Some lines below hold "JSON". Pick them out and copy them.

(RECORDS FOR THIS EXERCISE)

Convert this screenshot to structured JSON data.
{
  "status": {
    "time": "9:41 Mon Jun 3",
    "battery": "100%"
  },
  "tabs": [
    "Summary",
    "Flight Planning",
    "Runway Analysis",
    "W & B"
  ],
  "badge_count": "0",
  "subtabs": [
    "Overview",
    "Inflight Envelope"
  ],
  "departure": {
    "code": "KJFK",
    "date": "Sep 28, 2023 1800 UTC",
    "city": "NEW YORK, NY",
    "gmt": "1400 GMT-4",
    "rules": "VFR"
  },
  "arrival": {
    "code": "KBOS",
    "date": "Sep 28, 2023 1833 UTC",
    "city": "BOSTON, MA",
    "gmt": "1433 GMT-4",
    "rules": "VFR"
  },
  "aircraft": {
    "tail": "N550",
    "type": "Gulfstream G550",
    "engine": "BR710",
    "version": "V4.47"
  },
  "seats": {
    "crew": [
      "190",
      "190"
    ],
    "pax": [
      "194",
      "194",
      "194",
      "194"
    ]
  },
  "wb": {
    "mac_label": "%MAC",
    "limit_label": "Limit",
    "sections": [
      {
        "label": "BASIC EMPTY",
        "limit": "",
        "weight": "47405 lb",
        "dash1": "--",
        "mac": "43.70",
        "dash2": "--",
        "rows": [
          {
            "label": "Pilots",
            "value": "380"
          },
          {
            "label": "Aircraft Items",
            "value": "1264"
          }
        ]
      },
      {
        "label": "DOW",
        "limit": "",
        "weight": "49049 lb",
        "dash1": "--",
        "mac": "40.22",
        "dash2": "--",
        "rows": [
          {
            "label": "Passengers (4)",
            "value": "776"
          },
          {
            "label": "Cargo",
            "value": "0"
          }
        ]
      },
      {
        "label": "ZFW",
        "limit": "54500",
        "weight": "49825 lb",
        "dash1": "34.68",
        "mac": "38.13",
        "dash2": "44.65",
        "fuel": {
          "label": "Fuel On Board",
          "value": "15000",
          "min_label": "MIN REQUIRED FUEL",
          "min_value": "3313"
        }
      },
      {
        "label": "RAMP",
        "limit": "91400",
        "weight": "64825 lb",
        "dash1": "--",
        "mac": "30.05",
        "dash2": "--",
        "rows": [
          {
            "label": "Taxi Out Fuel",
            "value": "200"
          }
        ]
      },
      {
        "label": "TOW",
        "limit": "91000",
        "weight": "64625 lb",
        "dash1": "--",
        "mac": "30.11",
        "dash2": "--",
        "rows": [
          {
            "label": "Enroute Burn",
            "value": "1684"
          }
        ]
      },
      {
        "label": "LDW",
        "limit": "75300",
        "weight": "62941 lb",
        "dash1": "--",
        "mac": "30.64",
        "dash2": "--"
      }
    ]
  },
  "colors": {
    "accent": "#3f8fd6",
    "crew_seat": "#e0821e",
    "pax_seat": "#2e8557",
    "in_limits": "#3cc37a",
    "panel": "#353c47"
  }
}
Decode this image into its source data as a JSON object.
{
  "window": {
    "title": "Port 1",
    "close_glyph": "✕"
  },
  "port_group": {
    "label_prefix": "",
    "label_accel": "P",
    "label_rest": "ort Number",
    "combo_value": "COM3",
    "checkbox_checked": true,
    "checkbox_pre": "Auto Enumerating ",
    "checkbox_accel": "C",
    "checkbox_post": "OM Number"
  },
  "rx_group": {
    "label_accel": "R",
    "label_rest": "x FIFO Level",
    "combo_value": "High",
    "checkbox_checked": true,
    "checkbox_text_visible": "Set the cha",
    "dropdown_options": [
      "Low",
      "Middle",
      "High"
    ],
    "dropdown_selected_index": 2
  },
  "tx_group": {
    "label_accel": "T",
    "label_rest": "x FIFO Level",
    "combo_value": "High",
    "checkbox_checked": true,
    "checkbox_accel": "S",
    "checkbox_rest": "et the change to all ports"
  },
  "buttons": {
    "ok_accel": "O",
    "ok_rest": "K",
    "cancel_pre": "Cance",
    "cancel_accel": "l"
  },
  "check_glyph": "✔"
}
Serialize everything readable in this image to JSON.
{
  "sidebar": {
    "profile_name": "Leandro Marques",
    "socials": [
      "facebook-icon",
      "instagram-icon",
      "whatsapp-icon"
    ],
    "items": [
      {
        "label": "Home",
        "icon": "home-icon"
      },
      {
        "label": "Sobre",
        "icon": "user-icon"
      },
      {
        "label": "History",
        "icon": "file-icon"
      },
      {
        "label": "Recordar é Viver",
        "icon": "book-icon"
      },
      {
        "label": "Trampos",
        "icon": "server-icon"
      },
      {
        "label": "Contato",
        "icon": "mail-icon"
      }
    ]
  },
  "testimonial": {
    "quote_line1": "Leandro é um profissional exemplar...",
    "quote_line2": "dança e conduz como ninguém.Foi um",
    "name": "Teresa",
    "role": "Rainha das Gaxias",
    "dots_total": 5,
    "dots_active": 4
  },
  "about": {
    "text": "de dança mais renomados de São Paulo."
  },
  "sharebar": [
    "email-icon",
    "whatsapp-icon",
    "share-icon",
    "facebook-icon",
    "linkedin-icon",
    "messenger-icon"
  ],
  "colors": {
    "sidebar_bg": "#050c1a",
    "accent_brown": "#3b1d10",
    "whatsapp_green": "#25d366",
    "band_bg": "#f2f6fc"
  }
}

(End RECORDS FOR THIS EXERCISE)

SOLUTION FOR THIS TASK:
Convert this screenshot to structured JSON data.
Decode this image into its source data as a JSON object.
Serialize everything readable in this image to JSON.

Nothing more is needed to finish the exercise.